▸ Task requirements
Here is a listing; work out how many of its lines contain the word "document", and state only that number.

▸ Extracted material
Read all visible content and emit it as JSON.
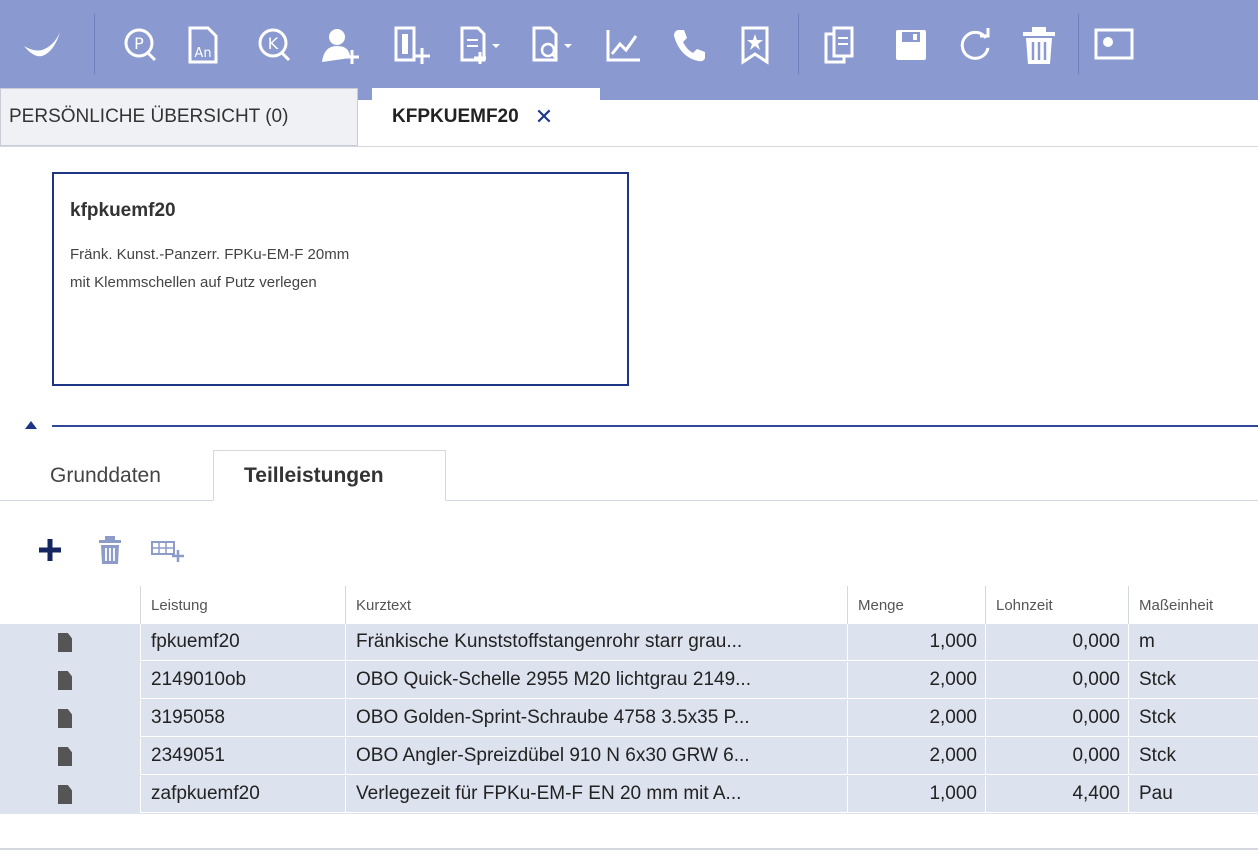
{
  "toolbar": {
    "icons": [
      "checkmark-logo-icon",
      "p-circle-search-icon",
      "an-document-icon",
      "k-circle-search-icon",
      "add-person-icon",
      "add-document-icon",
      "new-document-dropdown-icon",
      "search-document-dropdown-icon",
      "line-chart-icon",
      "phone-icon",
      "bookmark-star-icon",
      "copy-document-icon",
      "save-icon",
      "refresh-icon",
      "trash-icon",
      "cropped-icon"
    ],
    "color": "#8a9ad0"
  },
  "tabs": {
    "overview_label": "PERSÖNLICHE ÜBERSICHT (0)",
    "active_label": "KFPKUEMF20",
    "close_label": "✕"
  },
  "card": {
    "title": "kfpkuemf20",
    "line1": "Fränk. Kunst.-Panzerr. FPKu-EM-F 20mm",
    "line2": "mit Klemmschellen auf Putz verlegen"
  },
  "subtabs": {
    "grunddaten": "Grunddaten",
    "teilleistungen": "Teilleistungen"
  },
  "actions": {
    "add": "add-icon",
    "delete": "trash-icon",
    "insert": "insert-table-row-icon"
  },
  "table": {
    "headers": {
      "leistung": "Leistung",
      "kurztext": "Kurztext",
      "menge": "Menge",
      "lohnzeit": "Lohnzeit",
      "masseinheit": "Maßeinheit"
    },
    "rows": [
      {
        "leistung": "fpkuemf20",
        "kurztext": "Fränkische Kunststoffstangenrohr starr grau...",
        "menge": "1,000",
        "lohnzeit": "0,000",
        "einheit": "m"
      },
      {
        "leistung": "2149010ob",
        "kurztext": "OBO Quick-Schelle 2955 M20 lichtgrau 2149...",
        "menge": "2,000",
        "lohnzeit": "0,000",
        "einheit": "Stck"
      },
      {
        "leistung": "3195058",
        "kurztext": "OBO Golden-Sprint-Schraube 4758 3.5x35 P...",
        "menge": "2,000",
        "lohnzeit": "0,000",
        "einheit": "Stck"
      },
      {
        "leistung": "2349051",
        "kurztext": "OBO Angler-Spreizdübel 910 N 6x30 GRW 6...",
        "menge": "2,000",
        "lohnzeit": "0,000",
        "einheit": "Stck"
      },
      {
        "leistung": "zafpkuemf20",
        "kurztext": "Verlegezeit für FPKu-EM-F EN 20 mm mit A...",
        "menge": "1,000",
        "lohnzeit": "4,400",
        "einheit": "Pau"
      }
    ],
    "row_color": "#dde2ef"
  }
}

▸ Response to this task
5